I used to feel homesick a lot when I was first living in Montana.
I would kind of dive into the feeling, longing so hard to just feel fine sand beneath my feet and smell fishy, minerally sea air.
To walk across dry, crackling good smelling eucalyptus leaves and be in the harsh Australian sun, mildly wary of snakes and feeling the skin on my neck crisp.
Now the homesick feelings have tapered off, partly because I’m pretty used to coming and going, and partly because I have two kids and a lot less time to think!
But it still sneaks up on me sometimes …
We were in Missoula visiting friends and picking my father in law up from the airport last weekend and I walked down to the Good Food Store, a huge organic grocer down the street.
It took me long seconds to figure out that the cashier was Australian. She just sounded funny – I thought maybe she was deaf.
When I realized, I asked her “are you Australian?” and she said, without looking up, and in a tired voice “yep, good guess.”
And then I said something, a simple communication: “I have some bags” and her head bolted up and she said “are YOU Australian?” and we looked at each other for a second. I was so happy in that moment. To see yourself in someone else – a stranger. What a powerful force national identity is.

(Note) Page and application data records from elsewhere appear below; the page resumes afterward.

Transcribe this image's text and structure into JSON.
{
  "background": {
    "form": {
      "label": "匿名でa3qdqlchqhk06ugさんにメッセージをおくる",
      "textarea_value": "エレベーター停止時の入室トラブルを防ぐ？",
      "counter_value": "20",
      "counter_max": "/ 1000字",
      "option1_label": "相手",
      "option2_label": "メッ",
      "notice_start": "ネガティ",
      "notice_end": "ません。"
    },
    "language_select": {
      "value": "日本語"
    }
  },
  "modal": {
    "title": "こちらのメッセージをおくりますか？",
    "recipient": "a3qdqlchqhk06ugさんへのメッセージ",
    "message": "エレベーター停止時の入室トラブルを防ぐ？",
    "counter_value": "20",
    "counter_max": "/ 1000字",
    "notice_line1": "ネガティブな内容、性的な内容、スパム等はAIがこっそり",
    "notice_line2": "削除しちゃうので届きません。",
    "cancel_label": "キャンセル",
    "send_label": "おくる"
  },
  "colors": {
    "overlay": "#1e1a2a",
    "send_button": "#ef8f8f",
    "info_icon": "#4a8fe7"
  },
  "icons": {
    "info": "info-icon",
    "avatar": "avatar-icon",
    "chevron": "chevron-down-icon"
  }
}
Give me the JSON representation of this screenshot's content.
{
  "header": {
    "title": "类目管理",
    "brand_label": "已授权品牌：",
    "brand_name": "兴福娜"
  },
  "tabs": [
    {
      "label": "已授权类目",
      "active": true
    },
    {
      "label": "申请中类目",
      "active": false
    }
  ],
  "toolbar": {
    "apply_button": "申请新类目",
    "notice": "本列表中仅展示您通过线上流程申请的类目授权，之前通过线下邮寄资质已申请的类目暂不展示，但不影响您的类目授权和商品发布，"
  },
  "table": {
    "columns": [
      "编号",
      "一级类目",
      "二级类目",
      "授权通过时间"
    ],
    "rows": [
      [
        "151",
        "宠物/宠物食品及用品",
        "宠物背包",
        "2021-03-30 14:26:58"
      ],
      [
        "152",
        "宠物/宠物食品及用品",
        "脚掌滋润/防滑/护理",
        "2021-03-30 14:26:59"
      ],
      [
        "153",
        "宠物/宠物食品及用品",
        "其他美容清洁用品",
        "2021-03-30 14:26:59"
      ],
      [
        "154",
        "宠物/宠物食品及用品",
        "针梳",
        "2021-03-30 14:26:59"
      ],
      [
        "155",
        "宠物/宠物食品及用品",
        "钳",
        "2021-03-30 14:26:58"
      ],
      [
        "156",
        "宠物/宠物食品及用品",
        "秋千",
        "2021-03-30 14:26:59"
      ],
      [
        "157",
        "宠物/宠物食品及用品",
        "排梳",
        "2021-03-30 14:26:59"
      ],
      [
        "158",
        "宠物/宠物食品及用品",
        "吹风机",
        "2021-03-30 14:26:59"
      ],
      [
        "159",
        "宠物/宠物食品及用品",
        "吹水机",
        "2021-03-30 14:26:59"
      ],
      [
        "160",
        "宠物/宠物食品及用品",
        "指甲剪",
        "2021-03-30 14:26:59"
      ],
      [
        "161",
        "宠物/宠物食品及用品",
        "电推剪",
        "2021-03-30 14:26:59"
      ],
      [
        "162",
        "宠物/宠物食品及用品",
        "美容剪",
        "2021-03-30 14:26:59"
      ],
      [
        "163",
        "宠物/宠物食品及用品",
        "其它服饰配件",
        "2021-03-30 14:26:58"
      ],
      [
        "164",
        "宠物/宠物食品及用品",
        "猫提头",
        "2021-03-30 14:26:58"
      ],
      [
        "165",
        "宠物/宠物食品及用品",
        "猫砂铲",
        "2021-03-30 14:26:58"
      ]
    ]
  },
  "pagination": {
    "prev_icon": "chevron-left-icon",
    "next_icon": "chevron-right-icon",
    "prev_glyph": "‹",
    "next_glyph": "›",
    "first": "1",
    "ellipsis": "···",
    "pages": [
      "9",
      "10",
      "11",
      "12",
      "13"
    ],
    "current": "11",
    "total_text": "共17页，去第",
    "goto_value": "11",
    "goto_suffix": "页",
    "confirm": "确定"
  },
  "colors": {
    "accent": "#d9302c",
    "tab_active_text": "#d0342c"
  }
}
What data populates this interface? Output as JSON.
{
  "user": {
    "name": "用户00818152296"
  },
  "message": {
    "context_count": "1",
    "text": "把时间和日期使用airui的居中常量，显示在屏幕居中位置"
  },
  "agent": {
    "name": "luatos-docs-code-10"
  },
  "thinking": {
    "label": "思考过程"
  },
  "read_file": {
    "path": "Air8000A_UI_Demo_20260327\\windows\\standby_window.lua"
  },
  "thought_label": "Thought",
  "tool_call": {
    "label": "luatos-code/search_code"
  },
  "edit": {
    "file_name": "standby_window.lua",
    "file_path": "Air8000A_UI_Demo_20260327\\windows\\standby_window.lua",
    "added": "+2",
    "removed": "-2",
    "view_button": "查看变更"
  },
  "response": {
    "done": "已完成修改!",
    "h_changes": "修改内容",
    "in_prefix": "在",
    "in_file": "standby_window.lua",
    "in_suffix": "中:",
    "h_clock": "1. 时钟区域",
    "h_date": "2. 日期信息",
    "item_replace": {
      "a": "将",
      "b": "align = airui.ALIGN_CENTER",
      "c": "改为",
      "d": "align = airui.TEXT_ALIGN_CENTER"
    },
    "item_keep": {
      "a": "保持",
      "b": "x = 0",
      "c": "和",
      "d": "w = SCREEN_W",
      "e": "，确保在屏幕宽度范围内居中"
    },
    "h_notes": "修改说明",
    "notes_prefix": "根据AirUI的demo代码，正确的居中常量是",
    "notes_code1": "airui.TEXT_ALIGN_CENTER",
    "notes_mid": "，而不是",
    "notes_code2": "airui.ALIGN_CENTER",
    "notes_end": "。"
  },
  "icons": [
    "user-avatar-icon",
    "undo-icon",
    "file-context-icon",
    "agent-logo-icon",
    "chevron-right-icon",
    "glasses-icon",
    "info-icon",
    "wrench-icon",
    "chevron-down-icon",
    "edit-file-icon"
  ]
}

I wanted to hang around and listen to her talk to people, but that would have been weird, so we quickly established that she was from Tassie and I from the South Coast of NSW and I loaded my bags and walked away.
I do, of course, talk to my family sometimes. And every year, we have had at least two visitors from Australia, so I hear the accent. But it’s different when it’s people you know, and know well.
So sometimes I call our Australian bank or the mortgage company. Usually, there is a reason, like a blocked bank card, but sometimes I call for an account balance I can access online in two seconds.
And when the recorded ad reel begins in a broad Aussie accent, I relax. When the sales rep answers, I melt further, allowing my voice to flatten, the ends of words to run into one another.
I cut my words in half and relish it. I say ‘dodgy’ and ‘I reckon’, try to work in ‘shed’, ‘ute’, ‘relo’s’ and ‘veranda’. For a five minute conversation with Kirsty from St George, I am so Australian it hurts.
Then I hang up and step out into early spring.
Sleet/snow/rain is falling – what the weather stations quaintly call “a wintry mix.”
Thin slashes of icy slush hit my face and I breathe in the grey light. I am here, I am choosing to be here with Haak and our Montana family and I know now that even this wintry weather will soon bring spring.